The post-surgery rehabilitation of Jeremy Lin ’10 just got a little better. On Wednesday morning, Time magazine announced that it included Lin among its annual list of the 100 Most Influential People in the World.
Arne Duncan, the U.S. Secretary of Education, wrote Time’s entry on Lin, commending him for his work ethic and academic success.
“[Lin has dismissed the thought that] being a world-class athlete on the court is somehow at odds with being an excellent student off the court,” Duncan wrote. “Contrary to what you might read, Jeremy, 23, is no overnight sensation—In fact, he achieved success the old-fashioned way: he earned it. He worked hard and stayed humble. He lives the right way; he plays the right way.”

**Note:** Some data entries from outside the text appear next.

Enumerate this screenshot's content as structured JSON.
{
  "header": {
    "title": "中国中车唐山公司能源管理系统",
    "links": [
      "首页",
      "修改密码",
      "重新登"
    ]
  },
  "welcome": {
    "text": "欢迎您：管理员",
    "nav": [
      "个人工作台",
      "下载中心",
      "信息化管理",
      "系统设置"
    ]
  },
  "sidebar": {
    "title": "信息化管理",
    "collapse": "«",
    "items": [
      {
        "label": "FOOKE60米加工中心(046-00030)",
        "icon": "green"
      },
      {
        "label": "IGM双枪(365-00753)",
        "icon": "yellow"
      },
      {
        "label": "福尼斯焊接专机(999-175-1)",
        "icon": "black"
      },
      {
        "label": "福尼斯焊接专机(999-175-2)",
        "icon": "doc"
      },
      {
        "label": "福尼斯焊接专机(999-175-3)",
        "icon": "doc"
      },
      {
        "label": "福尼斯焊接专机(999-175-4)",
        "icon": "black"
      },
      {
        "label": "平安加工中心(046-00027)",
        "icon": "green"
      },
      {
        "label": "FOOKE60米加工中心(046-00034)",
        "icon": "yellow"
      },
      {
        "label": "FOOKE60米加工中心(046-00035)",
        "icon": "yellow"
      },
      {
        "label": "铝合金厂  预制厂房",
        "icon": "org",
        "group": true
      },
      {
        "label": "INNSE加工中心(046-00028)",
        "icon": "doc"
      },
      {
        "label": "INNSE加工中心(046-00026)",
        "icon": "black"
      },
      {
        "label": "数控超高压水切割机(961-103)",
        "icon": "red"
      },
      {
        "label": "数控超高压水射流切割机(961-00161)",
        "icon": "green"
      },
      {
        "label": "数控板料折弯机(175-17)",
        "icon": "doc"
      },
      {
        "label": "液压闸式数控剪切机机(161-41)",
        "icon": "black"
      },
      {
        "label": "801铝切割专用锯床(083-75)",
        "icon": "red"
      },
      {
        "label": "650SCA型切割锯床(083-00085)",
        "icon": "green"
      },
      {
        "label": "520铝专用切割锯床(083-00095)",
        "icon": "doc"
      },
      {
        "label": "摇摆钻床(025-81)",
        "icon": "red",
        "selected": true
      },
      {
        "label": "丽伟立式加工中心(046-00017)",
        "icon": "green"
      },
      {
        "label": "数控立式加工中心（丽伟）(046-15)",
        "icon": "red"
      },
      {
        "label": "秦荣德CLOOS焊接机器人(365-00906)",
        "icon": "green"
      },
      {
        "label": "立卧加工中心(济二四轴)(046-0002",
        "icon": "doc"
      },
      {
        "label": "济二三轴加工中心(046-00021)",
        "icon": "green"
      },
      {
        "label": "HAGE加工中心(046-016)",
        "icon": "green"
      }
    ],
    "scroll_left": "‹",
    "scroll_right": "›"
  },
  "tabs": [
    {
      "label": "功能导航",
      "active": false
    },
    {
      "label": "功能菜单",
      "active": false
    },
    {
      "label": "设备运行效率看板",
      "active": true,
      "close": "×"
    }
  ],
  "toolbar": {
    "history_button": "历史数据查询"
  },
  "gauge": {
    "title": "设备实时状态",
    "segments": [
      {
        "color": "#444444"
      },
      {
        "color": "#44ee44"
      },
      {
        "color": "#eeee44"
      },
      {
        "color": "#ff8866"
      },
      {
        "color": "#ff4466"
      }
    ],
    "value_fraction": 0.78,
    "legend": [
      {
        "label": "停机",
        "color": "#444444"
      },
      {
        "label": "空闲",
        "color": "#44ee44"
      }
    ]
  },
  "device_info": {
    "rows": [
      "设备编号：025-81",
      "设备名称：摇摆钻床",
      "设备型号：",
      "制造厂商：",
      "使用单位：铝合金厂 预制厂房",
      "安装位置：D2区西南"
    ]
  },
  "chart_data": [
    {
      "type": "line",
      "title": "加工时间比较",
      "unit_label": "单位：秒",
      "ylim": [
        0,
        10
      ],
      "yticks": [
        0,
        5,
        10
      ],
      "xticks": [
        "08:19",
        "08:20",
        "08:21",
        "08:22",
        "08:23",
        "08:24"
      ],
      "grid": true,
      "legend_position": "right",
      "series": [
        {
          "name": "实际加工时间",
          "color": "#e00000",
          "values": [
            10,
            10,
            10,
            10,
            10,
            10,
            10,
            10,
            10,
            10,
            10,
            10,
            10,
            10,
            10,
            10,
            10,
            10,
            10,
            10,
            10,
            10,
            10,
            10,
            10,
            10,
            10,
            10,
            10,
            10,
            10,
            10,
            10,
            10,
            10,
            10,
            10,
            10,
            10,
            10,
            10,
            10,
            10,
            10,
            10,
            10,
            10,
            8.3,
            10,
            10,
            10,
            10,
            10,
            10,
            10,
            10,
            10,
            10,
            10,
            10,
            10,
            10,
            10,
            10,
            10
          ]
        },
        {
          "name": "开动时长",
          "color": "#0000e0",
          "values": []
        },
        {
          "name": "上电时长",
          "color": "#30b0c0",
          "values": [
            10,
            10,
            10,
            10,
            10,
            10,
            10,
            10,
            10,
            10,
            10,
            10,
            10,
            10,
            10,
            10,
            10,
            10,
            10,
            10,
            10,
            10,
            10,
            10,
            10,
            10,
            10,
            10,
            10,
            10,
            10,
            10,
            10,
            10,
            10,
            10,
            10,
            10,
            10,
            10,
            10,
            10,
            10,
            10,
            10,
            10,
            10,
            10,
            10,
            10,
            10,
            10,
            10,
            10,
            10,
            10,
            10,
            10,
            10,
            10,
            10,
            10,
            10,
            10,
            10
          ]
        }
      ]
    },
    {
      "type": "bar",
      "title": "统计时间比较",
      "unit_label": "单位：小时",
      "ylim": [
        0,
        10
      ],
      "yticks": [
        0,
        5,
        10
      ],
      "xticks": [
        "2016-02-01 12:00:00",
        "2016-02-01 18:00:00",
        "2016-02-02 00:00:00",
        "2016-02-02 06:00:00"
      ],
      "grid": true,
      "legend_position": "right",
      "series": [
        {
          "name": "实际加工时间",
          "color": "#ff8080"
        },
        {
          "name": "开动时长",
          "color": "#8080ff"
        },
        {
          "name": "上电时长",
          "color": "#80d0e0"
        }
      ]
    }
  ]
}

Duncan, however, did not ignore the storyline of Lin’s ethnicity playing a role in his recent popularity.
“He's dispelled the idea that Asian-American guards somehow couldn't hack it in the NBA,” Duncan explained.
Shortly after receiving the news, Lin’s New York Knicks teammate Steve Novak tweeted: “Congrats to @JLin7 on being named one of TIME’s 100 most influential people! #ThatsMyTeammate” to which Lin responded “Now im blushing…”.
Lin’s fellow list members include Tim Tebow, the New York Jets’ famously religious backup quarterback to whom many have compared the also-religious Lin, presidential candidate Mitt Romney, and president Barack Obama.
Lin’s selection culminates an extremely turbulent year for the former Harvard co-captain, in which, somehow, he has traded getting released from teams for press releases. While it may be true that with his recent knee surgery Linsanity has officially ended, it seems that there is now a more appropriate word to describe the Harvard alum: Linfluential.